**Provided data**

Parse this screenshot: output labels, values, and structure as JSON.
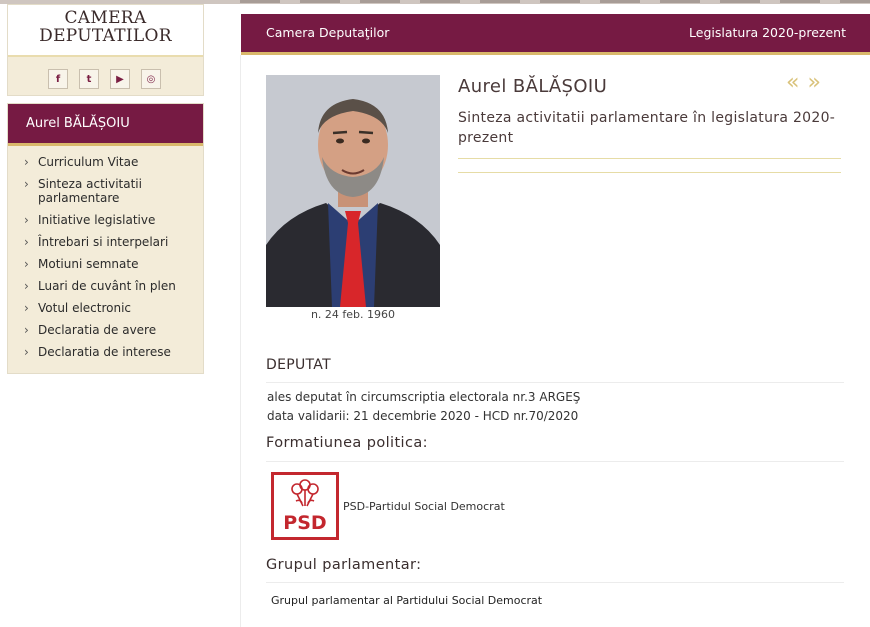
{
  "logo": {
    "line1": "CAMERA",
    "line2": "DEPUTATILOR"
  },
  "social": [
    {
      "icon": "facebook-icon",
      "glyph": "f"
    },
    {
      "icon": "twitter-icon",
      "glyph": "t"
    },
    {
      "icon": "youtube-icon",
      "glyph": "▶"
    },
    {
      "icon": "instagram-icon",
      "glyph": "◎"
    }
  ],
  "sidebar": {
    "title": "Aurel BĂLĂȘOIU",
    "items": [
      {
        "label": "Curriculum Vitae"
      },
      {
        "label": "Sinteza activitatii parlamentare"
      },
      {
        "label": "Initiative legislative"
      },
      {
        "label": "Întrebari si interpelari"
      },
      {
        "label": "Motiuni semnate"
      },
      {
        "label": "Luari de cuvânt în plen"
      },
      {
        "label": "Votul electronic"
      },
      {
        "label": "Declaratia de avere"
      },
      {
        "label": "Declaratia de interese"
      }
    ]
  },
  "header": {
    "left": "Camera Deputaţilor",
    "right": "Legislatura 2020-prezent"
  },
  "profile": {
    "name": "Aurel BĂLĂȘOIU",
    "subtitle": "Sinteza activitatii parlamentare în legislatura 2020-prezent",
    "birth": "n. 24 feb. 1960",
    "nav_prev": "«",
    "nav_next": "»"
  },
  "deputat": {
    "heading": "DEPUTAT",
    "line1": "ales deputat în circumscriptia electorala nr.3 ARGEŞ",
    "line2": "data validarii: 21 decembrie 2020 - HCD nr.70/2020"
  },
  "formatiune": {
    "heading": "Formatiunea politica:",
    "logo_text": "PSD",
    "party": "PSD-Partidul Social Democrat"
  },
  "grup": {
    "heading": "Grupul parlamentar:",
    "name": "Grupul parlamentar al Partidului Social Democrat"
  },
  "colors": {
    "brand": "#761a43",
    "gold": "#d9b86b",
    "psd_red": "#c3272e"
  }
}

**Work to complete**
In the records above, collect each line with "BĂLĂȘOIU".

**Output**
    "title": "Aurel BĂLĂȘOIU",
    "name": "Aurel BĂLĂȘOIU",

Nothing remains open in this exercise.